  • Control -   as our personal and professional routines and lives have been suddenly interrupted by decisions from others, we now no longer have a say in some areas of our lives.  However rather than get caught up or ruminate over what you can’t control try to shift your focus on what you can control.  So, while you can’t control the decisions or the spread of the virus, you can control your responses and your everyday routines.  Creating even the tiniest positive change in your day can help you regain a greater sense of control over things.

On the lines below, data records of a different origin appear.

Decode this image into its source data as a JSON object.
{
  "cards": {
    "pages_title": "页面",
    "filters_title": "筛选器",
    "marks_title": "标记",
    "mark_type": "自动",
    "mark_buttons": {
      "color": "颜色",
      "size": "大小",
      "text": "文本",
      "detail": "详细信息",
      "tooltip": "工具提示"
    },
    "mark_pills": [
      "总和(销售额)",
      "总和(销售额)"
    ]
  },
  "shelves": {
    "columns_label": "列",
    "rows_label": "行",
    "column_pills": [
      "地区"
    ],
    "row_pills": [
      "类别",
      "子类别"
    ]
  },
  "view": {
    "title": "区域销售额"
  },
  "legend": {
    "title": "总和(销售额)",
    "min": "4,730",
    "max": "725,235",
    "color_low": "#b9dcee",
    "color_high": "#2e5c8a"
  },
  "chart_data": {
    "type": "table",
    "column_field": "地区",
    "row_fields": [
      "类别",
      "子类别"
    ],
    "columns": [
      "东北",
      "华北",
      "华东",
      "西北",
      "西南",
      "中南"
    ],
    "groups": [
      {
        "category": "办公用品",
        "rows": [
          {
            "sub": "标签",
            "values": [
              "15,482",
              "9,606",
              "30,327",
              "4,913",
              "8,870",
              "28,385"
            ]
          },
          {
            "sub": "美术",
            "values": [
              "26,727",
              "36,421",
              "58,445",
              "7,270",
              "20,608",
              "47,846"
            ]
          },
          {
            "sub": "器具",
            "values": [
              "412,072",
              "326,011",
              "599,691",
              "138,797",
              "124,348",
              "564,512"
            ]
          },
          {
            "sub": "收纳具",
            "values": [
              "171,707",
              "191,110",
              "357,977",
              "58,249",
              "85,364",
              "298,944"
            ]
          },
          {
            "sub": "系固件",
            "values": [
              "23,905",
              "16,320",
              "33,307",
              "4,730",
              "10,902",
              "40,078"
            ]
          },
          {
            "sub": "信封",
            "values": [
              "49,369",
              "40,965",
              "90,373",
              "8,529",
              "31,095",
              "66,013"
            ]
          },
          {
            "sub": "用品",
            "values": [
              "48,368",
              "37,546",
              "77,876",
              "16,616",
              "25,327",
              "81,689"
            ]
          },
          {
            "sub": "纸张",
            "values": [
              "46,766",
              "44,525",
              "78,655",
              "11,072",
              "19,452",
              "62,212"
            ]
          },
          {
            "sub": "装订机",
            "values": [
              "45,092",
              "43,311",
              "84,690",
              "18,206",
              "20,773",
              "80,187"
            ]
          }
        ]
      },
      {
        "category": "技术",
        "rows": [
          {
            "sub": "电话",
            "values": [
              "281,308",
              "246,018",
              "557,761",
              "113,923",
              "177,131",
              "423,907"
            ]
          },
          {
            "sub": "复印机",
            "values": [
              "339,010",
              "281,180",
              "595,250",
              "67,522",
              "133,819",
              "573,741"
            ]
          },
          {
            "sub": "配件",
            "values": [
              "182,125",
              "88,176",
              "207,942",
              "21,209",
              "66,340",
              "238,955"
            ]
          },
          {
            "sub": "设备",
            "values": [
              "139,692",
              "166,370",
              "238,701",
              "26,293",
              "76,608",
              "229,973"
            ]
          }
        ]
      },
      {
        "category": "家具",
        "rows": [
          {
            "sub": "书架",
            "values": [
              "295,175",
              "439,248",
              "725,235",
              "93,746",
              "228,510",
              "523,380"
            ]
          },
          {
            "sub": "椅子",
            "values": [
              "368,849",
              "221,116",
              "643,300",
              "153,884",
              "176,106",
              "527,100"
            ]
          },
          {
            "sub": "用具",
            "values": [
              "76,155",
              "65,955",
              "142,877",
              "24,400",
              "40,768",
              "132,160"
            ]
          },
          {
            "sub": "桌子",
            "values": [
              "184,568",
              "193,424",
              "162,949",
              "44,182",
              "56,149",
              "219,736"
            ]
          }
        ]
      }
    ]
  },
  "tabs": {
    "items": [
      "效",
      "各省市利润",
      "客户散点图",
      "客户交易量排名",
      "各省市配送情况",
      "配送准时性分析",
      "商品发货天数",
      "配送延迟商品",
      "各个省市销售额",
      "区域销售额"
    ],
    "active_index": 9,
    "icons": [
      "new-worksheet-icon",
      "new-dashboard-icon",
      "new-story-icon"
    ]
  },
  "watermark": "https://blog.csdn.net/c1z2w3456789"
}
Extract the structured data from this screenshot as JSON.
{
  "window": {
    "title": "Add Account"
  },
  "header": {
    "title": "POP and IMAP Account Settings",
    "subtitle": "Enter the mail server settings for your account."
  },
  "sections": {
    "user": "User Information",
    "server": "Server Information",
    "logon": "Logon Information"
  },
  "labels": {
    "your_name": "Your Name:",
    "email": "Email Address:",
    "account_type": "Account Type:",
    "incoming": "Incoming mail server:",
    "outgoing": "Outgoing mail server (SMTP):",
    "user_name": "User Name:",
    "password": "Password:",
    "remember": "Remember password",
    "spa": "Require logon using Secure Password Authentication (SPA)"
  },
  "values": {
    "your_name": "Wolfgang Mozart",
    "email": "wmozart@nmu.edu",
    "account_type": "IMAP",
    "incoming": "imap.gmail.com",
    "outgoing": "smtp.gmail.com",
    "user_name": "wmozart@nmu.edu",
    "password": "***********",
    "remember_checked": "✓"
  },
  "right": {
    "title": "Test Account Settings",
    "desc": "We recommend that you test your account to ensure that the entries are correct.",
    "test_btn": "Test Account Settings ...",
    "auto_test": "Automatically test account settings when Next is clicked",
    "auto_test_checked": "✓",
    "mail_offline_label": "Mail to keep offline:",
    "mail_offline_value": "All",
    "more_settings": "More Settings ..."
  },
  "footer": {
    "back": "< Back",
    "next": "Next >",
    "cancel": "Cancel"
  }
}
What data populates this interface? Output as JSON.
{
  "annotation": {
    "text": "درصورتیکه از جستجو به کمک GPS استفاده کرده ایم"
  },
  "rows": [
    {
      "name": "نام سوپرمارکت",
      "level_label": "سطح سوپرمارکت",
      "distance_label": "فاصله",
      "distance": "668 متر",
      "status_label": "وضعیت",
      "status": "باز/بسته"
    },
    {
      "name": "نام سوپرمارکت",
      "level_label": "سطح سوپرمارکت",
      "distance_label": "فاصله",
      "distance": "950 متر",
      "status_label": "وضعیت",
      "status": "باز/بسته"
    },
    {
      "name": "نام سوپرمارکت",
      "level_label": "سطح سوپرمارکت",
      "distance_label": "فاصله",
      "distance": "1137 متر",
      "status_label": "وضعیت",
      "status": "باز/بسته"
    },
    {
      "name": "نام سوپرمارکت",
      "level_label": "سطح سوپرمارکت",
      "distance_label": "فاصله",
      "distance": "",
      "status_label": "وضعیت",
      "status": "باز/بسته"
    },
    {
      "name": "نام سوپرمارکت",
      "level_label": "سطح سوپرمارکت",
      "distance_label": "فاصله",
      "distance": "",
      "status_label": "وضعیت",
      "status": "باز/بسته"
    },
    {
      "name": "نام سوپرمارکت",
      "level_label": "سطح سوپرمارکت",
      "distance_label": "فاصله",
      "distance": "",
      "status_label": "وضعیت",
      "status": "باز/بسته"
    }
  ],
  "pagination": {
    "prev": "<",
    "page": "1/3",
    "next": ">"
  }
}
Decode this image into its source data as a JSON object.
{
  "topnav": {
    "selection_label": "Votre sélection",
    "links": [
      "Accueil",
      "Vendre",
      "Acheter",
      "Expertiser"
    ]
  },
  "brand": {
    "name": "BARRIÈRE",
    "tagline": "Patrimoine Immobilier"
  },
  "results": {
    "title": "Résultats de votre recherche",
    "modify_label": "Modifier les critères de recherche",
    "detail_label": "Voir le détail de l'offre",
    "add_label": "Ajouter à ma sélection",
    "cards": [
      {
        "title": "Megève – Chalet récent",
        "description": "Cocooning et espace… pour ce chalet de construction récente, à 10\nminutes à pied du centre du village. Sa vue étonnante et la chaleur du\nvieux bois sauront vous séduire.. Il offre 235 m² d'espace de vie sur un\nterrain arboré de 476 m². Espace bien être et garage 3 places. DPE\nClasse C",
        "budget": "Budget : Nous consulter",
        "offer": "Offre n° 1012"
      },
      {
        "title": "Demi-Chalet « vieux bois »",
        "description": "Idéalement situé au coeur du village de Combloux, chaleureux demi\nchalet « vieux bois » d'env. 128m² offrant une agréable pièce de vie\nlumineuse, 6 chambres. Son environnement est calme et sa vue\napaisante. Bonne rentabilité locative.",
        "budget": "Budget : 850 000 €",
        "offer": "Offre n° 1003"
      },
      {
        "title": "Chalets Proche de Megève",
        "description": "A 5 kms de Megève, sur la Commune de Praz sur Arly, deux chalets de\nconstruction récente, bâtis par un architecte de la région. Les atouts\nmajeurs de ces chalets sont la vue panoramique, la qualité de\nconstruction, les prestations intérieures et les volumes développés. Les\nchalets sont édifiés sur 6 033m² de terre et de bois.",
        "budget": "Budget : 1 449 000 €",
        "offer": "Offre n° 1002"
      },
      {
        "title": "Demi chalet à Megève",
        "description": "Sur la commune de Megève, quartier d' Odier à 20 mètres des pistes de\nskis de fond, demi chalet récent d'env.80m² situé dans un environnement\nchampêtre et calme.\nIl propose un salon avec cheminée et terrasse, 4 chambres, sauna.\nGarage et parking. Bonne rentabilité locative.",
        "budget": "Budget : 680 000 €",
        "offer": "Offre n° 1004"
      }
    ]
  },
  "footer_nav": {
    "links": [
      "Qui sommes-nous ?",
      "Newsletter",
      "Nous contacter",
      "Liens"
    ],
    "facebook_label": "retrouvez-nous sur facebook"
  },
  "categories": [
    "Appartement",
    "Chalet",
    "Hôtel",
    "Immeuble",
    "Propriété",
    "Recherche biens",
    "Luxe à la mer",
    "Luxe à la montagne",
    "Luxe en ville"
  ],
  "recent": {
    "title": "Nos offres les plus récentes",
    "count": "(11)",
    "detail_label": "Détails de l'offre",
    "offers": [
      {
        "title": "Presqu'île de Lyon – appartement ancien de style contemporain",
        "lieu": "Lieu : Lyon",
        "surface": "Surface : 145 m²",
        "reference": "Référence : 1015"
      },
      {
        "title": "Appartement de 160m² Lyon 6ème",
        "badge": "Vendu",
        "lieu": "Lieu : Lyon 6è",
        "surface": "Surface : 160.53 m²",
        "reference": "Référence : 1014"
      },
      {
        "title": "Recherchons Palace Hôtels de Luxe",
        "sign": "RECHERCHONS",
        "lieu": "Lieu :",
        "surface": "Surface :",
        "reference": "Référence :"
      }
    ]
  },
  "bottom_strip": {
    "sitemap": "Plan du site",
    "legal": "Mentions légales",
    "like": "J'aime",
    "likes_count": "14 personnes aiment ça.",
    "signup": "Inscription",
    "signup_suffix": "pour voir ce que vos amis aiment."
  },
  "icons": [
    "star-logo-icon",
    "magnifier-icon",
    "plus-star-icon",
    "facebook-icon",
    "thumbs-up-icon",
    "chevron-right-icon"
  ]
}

Develop some new habits that can help you re-establish your working patterns, look after your health and wellbeing or help you progress one of your goals.  It might be doing some more exercise, getting enough sleep, getting out in nature each day, learning a new skill, or rekindling an old hobby. 

    What could you do to accept the messiness of change more?  Which of the 4Cs could you act on to better support your wellbeing at the moment? 

Emotional Pyramid of Needs by Susan David author of Emotional Agility.  Underneath the pyramid are the words: We may not be able to go outside, but we can go inside.  The pyramid has  7 levels. The bottom level of pyramid is labelled Gentle Acceptance - It is what it is.  Level 6 is labelled compassion - Meet yourself where you are (applies to others too). Level 5 is labelled routine - create pockets of healthy routine (and let go of what you cannot control). Level 4 is labelled connection - social distancing not emotional distancing (nurture relationships), Level 3 is labelled courage - stay open to tough emotions: They are expected. Identify what matters most to you. Level 2 is labelled reset - when this is over (and it will be) which parts of 'normal' no longer seem useful to you?   Level 1 at the top of the pyramid is labelled wisdom - life's beauty is inseparable from it's fragility.

Shared with permission of author, Susan David.

Written by Debbie Hindle